Nevertheless, the appearance of a group specifically not affiliated with Hamid, but preaching the Ghazwa, may in fact represent a more serious and bdeadly version of Hamd’s vision — for as Omar Ali notes:
What Zaid Hamid is saying is just an extreme version of the mainstream Paknationalist framework.
Also of possible note in this context is the late, brilliant, not always reliable Syed Saleem Shahzad‘s interview with Ilyas Kashmiri in Asia Times [Note: 2 pp.], in which the following exchange took place:
“So should the world expect more Mumbai-like attacks?” I [Shahzad] asked.
“That was nothing compared to what has already been planned for the future,” Ilyas replied.
Once again, Bill Roggio noted this particular exchange (making this a triple hat-tip) — though his focus was more on Kashmiri’s interest in the American “far enemy” — in his report on LWJ, Asia Times interviews al Qaeda commander Ilyas Kashmiri.
Tying Ilyas Kashmiri and AQ’s 313 Brigade more closely into the “Ghazwa e-Hind” context from an Indian perspective, we have this article from Rediff News in 2009:
Ilyas Kashmiri’s Ghazwa-e-Hind plans to spread terror in India
Last updated on: October 16, 2009 20:47 IST
Dreaded terrorist Ilyas Kashmiri runs Al Qaeda’s 313 Brigade. A few weeks ago the United States declared that Kashmiri had been killed in a drone attack. However, Kashmiri resurfaced with an interview to Asia Times this week, declaring he had survived the attack.
In the interview Kashmiri said the 26/11 Mumbai attacks were nothing compared to what was really planned. While India has maintained that the attacks were masterminded by the Lashkar-e-Tayiba, Kashmiri’s statement has come as a surprise.
Syed Saleem Shahzad, chief of Asia Times’s Pakistan bureau who interviewed Kashmiri, told rediff.com that the 313 Brigade is Al Qaeda’s commando force which trains youth for terrorist operations.
Indian Intelligence Bureau sources suspect Kashmiri is planning terror strikes on the lines of the Mumbai attacks, but much larger in scope.

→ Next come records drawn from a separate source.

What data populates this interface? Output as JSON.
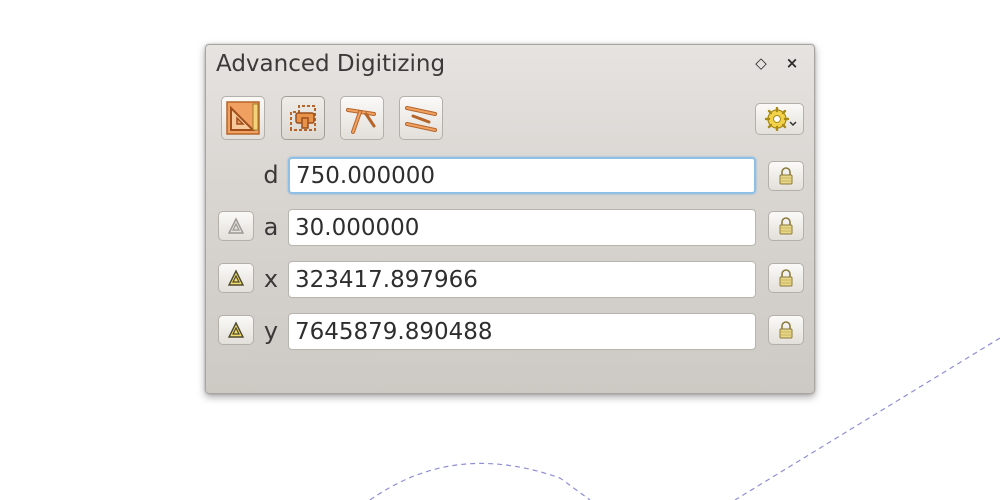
{
  "panel": {
    "title": "Advanced Digitizing",
    "float_icon": "float-icon",
    "close_icon": "close-icon"
  },
  "toolbar": {
    "tools": [
      {
        "icon": "cad-enable-icon",
        "active": false
      },
      {
        "icon": "construction-mode-icon",
        "active": true
      },
      {
        "icon": "perpendicular-icon",
        "active": false
      },
      {
        "icon": "parallel-icon",
        "active": false
      }
    ],
    "settings_icon": "settings-gear-icon"
  },
  "fields": {
    "d": {
      "label": "d",
      "value": "750.000000",
      "focused": true
    },
    "a": {
      "label": "a",
      "value": "30.000000"
    },
    "x": {
      "label": "x",
      "value": "323417.897966"
    },
    "y": {
      "label": "y",
      "value": "7645879.890488"
    }
  },
  "colors": {
    "lock_yellow": "#e8d68a",
    "tool_orange": "#e8924a",
    "focus_blue": "#8ec0e6",
    "guide_line": "#8f8fd6"
  }
}
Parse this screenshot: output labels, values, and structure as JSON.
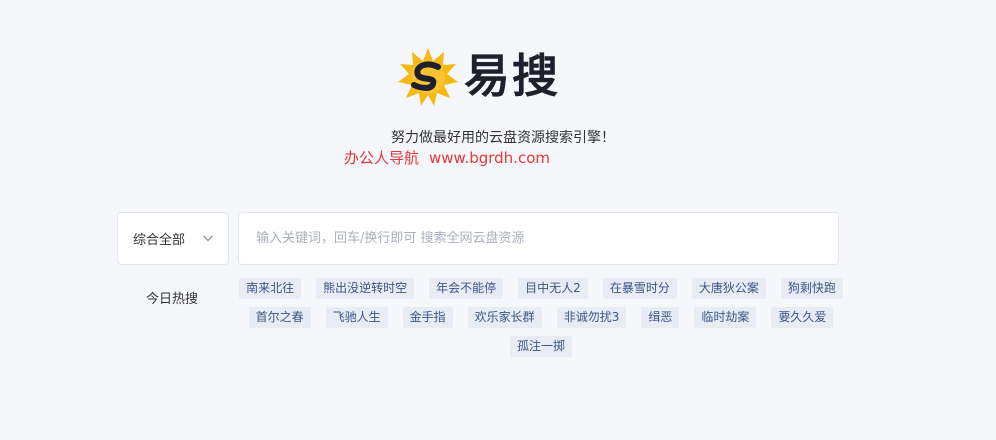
{
  "brand": {
    "name": "易搜",
    "slogan": "努力做最好用的云盘资源搜索引擎！",
    "promo_name": "办公人导航",
    "promo_url": "www.bgrdh.com",
    "logo_colors": {
      "sun": "#f5b914",
      "letter": "#1f1f2e"
    }
  },
  "search": {
    "type_selected": "综合全部",
    "placeholder": "输入关键词，回车/换行即可 搜索全网云盘资源",
    "value": ""
  },
  "hot": {
    "label": "今日热搜",
    "tags": [
      "南来北往",
      "熊出没逆转时空",
      "年会不能停",
      "目中无人2",
      "在暴雪时分",
      "大唐狄公案",
      "狗剩快跑",
      "首尔之春",
      "飞驰人生",
      "金手指",
      "欢乐家长群",
      "非诚勿扰3",
      "缉恶",
      "临时劫案",
      "要久久爱",
      "孤注一掷"
    ]
  },
  "icons": {
    "logo": "sun-s-logo-icon",
    "dropdown": "chevron-down-icon"
  }
}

Kashmiri’s statements indicates that the 313 Brigade was involved in the Mumbai attacks. Indian intelligence sources believe that while the Lashkar undertook a major part of the operation, including identifying the terrorists who participated in the attack, the 313 Brigade was also involved.